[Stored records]
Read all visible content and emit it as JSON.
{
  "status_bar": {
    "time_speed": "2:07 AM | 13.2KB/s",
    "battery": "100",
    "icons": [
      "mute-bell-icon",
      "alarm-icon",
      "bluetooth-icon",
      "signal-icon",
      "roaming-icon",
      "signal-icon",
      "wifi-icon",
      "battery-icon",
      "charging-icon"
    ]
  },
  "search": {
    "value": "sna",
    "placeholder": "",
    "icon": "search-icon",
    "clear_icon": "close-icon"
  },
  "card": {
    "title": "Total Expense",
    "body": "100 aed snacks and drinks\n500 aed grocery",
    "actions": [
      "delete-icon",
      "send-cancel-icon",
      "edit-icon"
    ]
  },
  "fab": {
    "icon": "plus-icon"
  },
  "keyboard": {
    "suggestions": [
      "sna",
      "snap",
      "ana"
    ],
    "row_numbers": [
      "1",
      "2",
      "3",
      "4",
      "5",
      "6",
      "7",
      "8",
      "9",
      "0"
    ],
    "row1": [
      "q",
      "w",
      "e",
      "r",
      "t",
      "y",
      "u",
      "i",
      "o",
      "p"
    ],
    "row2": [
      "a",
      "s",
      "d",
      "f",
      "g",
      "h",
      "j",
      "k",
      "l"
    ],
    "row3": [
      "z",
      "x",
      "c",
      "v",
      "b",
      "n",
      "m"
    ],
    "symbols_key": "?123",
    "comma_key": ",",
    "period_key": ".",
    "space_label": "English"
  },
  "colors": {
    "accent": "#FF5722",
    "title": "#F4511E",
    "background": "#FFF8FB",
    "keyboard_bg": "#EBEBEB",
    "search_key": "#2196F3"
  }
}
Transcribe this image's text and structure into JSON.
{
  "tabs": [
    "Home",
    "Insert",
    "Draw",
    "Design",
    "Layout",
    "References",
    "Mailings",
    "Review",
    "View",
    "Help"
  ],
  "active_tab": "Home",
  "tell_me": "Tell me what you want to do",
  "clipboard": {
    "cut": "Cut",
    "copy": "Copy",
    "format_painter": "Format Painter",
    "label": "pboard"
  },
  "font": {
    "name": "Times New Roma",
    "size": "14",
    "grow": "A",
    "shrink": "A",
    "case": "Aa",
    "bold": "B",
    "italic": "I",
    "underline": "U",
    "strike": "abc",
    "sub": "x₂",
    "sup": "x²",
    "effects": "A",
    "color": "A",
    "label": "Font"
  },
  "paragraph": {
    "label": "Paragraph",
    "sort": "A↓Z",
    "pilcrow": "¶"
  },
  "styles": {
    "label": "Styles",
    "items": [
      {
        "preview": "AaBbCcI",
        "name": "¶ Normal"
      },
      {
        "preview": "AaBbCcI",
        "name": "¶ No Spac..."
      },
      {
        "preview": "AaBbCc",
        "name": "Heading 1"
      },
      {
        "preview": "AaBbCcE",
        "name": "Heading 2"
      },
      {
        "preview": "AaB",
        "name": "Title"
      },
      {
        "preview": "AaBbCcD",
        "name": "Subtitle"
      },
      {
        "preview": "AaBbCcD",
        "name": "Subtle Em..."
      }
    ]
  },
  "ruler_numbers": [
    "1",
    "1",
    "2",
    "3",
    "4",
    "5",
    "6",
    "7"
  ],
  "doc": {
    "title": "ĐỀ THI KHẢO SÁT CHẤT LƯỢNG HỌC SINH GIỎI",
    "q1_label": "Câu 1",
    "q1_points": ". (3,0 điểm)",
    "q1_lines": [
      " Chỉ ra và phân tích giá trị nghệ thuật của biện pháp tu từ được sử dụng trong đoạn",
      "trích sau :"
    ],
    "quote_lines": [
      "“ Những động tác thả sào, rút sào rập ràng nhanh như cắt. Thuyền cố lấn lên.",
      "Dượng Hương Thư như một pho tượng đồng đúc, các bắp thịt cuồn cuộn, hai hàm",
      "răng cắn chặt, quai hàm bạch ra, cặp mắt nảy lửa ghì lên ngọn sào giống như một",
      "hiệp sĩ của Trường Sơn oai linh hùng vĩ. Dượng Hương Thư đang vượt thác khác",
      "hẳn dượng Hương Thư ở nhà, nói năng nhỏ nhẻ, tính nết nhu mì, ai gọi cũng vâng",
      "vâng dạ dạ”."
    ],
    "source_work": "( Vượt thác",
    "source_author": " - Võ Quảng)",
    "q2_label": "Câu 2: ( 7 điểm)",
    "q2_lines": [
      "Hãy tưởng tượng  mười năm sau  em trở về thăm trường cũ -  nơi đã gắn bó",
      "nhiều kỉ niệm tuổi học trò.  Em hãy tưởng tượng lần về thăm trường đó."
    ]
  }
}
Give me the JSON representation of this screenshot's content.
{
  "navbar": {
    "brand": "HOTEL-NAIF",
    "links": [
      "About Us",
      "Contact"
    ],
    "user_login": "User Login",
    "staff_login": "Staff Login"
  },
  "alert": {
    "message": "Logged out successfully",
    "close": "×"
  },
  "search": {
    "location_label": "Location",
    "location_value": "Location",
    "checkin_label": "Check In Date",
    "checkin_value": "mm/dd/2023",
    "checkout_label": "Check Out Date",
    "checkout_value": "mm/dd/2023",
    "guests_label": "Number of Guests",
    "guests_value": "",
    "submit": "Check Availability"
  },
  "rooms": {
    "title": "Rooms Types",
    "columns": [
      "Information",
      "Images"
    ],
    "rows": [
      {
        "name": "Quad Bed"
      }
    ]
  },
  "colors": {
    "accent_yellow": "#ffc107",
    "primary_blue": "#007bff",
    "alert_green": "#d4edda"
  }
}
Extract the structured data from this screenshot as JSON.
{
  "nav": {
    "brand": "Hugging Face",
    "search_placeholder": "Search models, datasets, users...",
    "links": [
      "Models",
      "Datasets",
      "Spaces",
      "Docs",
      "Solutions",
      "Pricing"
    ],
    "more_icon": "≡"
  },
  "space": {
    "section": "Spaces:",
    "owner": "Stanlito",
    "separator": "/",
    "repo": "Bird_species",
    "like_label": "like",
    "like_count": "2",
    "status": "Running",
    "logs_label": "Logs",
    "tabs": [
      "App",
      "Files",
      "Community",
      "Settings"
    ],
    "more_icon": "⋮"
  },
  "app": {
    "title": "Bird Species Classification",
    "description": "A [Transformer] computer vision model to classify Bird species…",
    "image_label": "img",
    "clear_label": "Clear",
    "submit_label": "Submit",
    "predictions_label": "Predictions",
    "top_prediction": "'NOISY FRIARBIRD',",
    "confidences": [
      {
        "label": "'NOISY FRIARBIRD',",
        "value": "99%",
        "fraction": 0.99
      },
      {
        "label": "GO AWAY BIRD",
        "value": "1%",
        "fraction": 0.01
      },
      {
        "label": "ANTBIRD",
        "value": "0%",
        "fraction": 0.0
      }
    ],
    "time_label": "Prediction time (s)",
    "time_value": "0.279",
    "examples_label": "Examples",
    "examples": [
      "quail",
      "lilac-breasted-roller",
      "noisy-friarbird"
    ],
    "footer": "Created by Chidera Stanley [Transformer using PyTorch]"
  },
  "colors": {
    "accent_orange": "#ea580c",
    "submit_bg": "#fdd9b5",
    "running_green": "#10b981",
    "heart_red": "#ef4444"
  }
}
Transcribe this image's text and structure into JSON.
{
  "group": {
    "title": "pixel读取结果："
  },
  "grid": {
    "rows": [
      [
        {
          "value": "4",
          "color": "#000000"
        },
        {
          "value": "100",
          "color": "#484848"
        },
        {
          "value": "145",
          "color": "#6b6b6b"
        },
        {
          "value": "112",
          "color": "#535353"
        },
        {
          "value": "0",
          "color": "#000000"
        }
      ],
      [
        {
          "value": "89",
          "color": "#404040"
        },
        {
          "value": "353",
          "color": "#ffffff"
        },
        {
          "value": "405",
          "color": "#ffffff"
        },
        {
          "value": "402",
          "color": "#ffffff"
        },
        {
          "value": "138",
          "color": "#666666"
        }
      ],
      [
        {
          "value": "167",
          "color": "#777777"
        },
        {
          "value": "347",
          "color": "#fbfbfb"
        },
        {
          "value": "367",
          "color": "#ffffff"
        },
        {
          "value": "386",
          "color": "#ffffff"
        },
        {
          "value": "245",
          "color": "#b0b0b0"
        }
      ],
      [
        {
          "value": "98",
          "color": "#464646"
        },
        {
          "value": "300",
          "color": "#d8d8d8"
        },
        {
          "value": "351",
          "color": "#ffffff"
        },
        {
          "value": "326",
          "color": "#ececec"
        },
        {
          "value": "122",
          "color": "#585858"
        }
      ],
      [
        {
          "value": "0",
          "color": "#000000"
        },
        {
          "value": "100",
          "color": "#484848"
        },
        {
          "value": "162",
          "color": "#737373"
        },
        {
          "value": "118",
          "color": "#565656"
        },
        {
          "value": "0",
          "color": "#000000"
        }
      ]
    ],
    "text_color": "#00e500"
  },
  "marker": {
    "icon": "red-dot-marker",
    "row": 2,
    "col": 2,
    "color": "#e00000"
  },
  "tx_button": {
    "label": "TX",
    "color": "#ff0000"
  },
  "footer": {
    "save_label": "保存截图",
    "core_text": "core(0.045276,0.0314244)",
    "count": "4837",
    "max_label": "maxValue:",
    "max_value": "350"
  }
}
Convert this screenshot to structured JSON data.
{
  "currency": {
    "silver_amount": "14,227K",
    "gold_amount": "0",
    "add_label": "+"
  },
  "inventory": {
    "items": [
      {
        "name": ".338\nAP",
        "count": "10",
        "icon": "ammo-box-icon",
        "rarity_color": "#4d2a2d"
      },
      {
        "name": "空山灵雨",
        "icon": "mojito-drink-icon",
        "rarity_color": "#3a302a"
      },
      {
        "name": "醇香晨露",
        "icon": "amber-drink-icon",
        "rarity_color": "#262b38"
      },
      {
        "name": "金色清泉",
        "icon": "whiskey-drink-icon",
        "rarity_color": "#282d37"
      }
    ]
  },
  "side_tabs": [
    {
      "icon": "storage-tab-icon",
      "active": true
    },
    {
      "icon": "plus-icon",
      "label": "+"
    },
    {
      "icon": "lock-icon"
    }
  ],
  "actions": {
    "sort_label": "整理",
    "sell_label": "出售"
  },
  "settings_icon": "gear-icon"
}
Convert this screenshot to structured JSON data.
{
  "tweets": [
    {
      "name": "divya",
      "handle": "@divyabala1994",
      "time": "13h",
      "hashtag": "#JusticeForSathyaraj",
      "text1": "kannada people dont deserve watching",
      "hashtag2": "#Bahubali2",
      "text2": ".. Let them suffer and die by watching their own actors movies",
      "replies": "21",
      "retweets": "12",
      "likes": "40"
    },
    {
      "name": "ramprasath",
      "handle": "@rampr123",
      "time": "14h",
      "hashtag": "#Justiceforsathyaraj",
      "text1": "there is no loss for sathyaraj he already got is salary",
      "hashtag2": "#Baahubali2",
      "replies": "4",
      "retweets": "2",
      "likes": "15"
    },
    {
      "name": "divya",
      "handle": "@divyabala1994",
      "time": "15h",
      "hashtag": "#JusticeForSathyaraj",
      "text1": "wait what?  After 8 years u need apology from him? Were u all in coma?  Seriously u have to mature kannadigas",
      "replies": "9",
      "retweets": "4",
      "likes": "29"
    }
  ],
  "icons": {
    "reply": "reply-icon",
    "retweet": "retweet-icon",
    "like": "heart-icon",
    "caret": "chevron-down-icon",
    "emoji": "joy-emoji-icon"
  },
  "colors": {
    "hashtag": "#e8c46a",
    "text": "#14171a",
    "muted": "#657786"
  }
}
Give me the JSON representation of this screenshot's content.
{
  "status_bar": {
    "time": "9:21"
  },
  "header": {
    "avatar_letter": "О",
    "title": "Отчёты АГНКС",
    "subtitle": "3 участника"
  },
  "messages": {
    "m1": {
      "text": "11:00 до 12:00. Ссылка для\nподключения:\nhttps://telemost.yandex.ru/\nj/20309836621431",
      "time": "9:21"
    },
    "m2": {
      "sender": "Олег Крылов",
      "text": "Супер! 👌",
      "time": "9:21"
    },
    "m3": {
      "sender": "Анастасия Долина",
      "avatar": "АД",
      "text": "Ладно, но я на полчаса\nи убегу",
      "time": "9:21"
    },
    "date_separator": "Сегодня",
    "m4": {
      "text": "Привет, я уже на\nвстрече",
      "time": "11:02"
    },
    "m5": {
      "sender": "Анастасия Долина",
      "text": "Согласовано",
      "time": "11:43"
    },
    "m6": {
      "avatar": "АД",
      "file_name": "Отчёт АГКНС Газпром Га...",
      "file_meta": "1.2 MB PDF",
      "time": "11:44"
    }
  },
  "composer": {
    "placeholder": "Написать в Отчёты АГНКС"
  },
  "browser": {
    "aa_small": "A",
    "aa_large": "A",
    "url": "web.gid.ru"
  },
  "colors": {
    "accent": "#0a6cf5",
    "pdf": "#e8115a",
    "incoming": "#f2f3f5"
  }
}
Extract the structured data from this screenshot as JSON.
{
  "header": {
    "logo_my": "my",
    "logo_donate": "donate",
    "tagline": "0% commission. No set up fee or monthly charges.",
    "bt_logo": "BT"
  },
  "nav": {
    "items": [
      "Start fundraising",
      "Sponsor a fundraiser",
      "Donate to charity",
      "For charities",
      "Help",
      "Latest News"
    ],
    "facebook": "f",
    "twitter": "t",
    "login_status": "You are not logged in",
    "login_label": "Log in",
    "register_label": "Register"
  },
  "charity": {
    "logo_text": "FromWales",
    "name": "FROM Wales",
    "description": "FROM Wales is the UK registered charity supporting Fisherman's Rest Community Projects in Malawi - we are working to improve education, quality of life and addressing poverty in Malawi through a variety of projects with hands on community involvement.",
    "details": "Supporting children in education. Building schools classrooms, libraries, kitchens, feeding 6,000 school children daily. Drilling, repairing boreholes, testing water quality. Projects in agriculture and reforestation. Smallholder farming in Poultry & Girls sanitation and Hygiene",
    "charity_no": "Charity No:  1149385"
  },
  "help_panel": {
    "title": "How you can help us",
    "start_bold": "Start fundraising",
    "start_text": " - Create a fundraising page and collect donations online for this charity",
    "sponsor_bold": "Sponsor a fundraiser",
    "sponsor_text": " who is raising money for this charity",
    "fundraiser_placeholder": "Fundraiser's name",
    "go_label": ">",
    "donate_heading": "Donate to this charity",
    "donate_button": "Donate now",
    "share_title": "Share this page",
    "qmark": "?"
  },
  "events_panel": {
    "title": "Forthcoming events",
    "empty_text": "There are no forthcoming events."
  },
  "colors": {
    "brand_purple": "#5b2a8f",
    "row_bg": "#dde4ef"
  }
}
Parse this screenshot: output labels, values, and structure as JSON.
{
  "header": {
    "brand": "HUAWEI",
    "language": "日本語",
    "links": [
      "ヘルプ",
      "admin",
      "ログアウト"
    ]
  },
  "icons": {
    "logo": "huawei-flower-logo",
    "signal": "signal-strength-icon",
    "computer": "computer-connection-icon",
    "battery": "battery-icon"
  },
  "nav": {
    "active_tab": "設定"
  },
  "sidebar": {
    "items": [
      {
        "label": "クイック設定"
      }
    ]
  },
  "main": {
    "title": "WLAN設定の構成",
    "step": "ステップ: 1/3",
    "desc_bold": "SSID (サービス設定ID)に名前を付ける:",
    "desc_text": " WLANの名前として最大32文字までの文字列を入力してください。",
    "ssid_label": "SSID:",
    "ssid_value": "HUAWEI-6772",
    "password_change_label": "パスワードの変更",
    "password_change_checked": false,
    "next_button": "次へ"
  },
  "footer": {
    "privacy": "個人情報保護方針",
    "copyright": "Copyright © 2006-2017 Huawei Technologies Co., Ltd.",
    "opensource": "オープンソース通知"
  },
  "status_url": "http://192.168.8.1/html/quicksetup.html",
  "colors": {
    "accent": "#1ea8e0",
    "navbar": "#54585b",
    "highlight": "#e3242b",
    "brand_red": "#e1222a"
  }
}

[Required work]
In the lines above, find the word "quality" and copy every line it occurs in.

[Exercise output]
    "description": "FROM Wales is the UK registered charity supporting Fisherman's Rest Community Projects in Malawi - we are working to improve education, quality of life and addressing poverty in Malawi through a variety of projects with hands on community involvement.",
    "details": "Supporting children in education. Building schools classrooms, libraries, kitchens, feeding 6,000 school children daily. Drilling, repairing boreholes, testing water quality. Projects in agriculture and reforestation. Smallholder farming in Poultry & Girls sanitation and Hygiene",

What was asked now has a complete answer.